PROBLEM DESCRIPTION: Do not include the pictures; repeat the rest of the data exactly.

::: RECORD EXCERPTS

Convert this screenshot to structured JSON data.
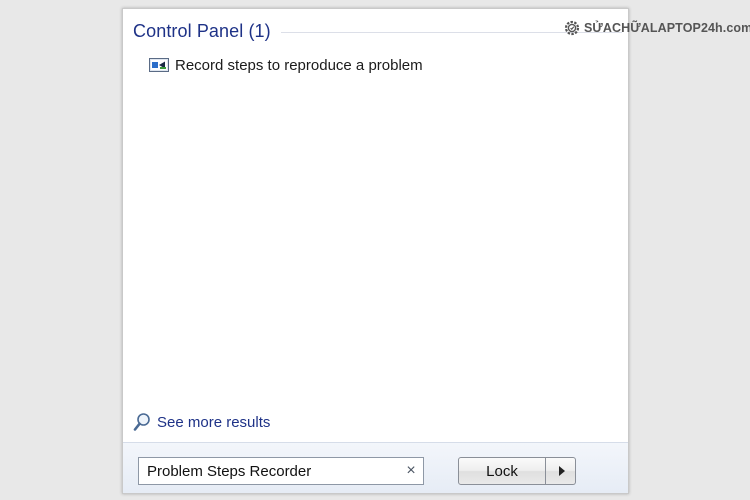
{
  "control_panel": {
    "section_title": "Control Panel (1)",
    "results": [
      {
        "label": "Record steps to reproduce a problem",
        "icon": "steps-recorder-icon"
      }
    ]
  },
  "see_more": {
    "label": "See more results",
    "icon": "magnifier-icon"
  },
  "search": {
    "value": "Problem Steps Recorder",
    "clear_glyph": "×"
  },
  "power": {
    "lock_label": "Lock"
  },
  "watermark": {
    "text": "SỬACHỮALAPTOP24h.com"
  },
  "colors": {
    "section_title": "#1e3287",
    "link": "#1e3287",
    "page_background": "#e8e8e8",
    "menu_background": "#ffffff"
  }
}
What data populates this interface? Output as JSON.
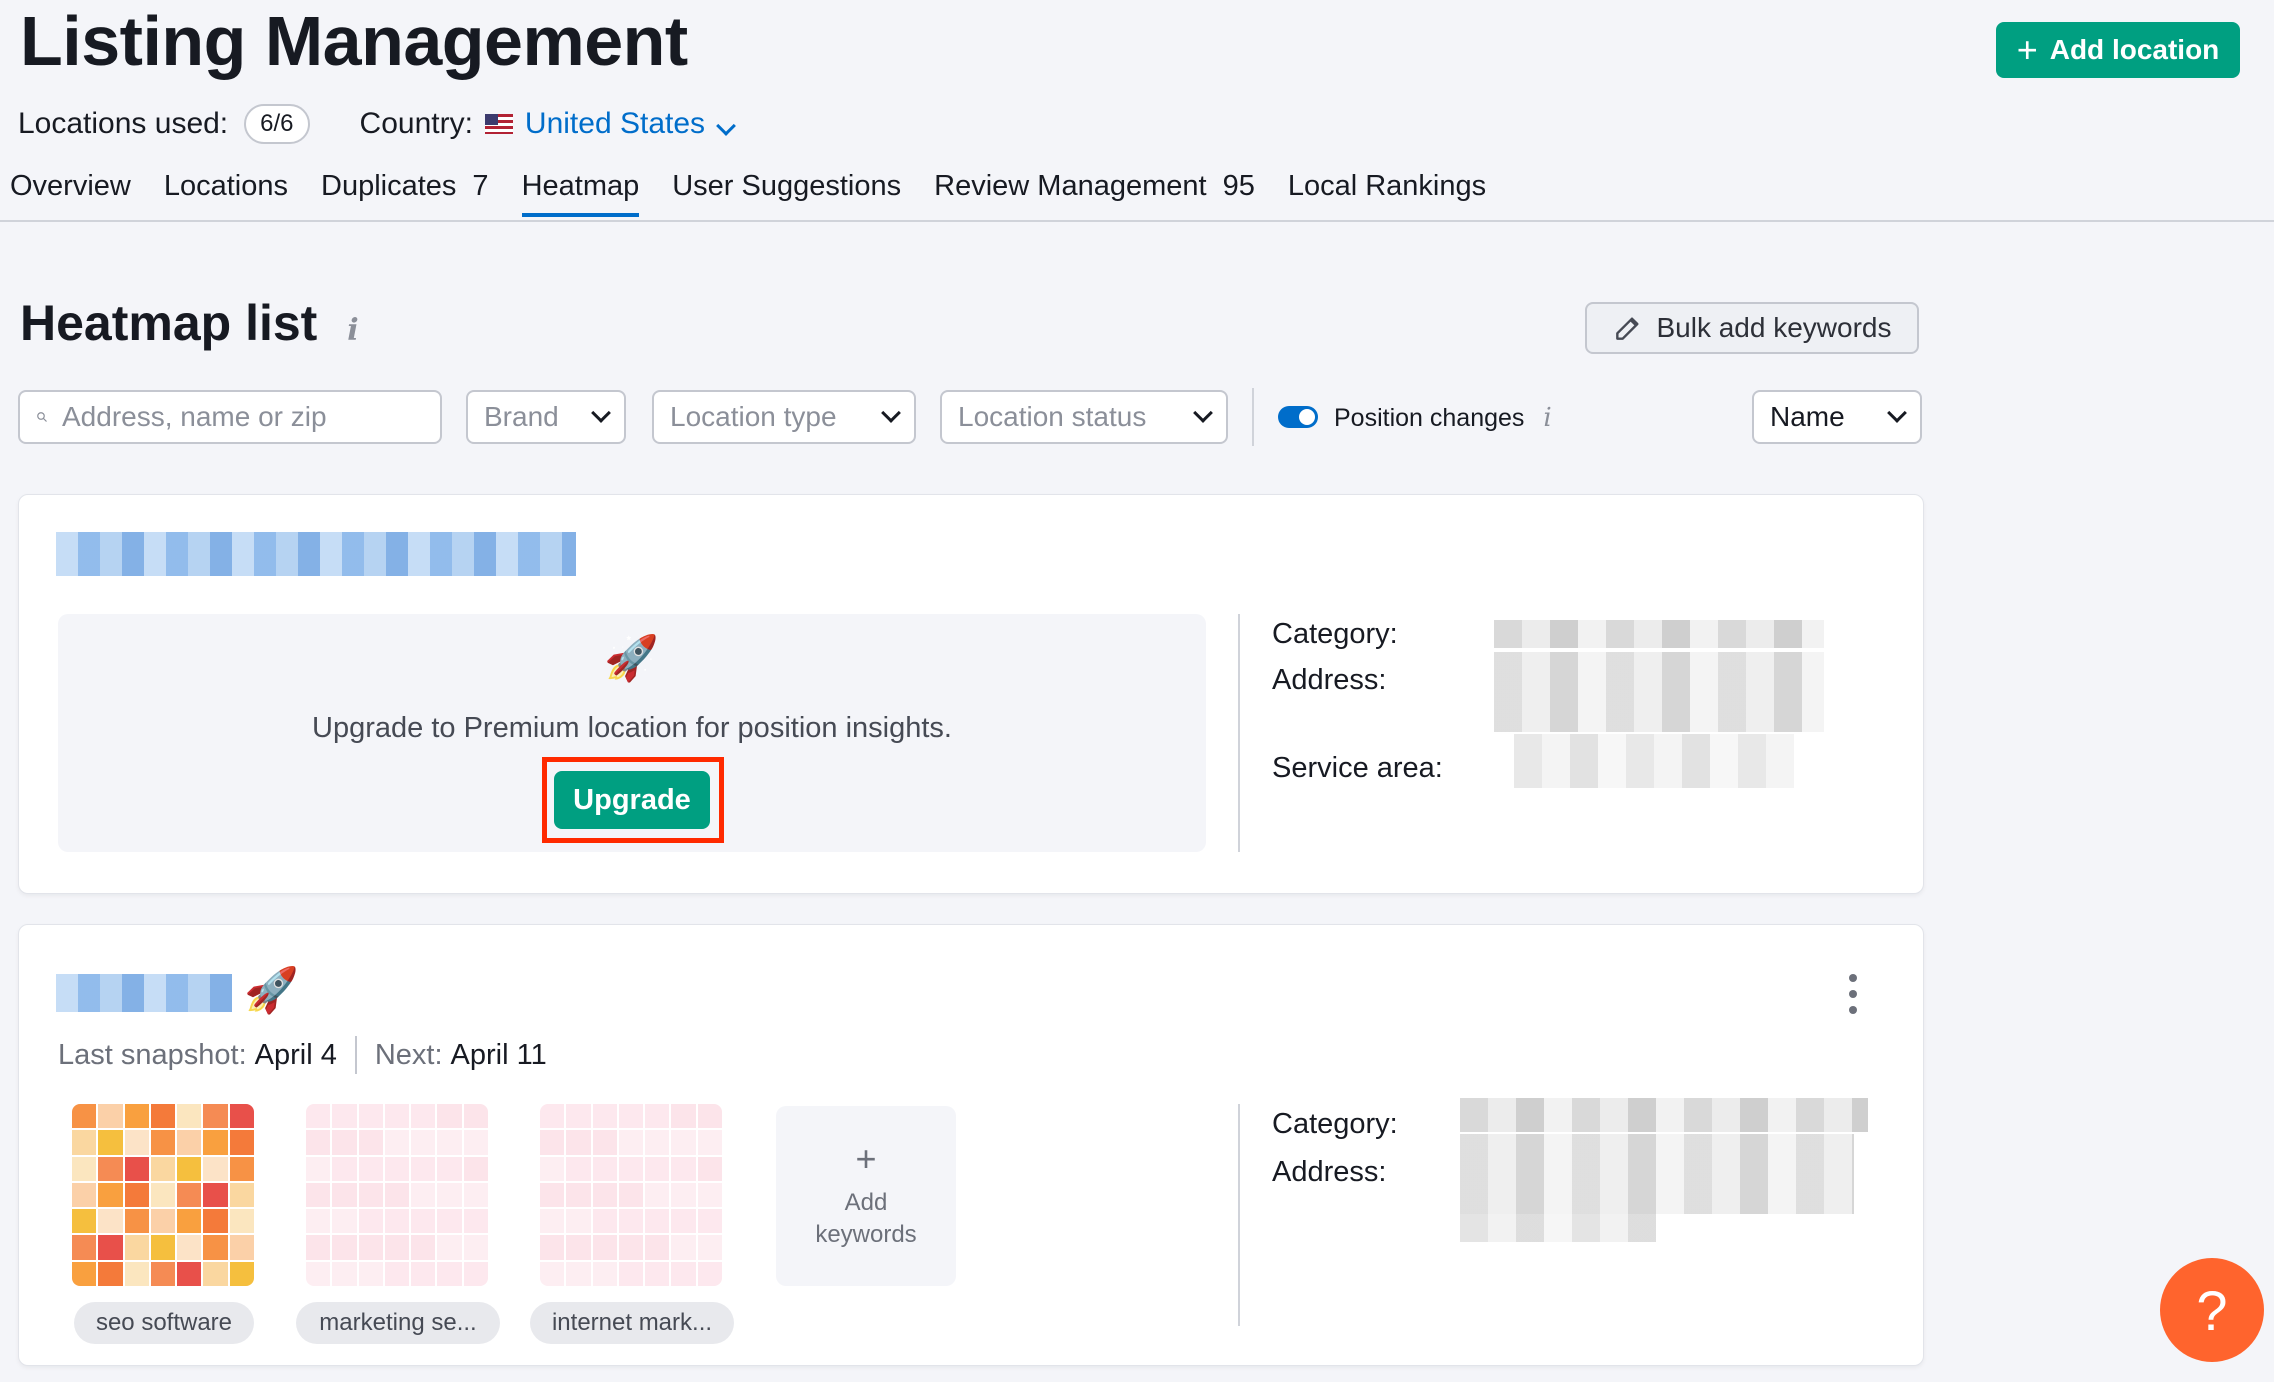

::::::

YOUR SOLUTION:
Convert this screenshot to structured JSON data.
{
  "control_panel": {
    "section_title": "Control Panel (1)",
    "results": [
      {
        "label": "Record steps to reproduce a problem",
        "icon": "steps-recorder-icon"
      }
    ]
  },
  "see_more": {
    "label": "See more results",
    "icon": "magnifier-icon"
  },
  "search": {
    "value": "Problem Steps Recorder",
    "clear_glyph": "×"
  },
  "power": {
    "lock_label": "Lock"
  },
  "watermark": {
    "text": "SỬACHỮALAPTOP24h.com"
  },
  "colors": {
    "section_title": "#1e3287",
    "link": "#1e3287",
    "page_background": "#e8e8e8",
    "menu_background": "#ffffff"
  }
}
What data populates this interface? Output as JSON.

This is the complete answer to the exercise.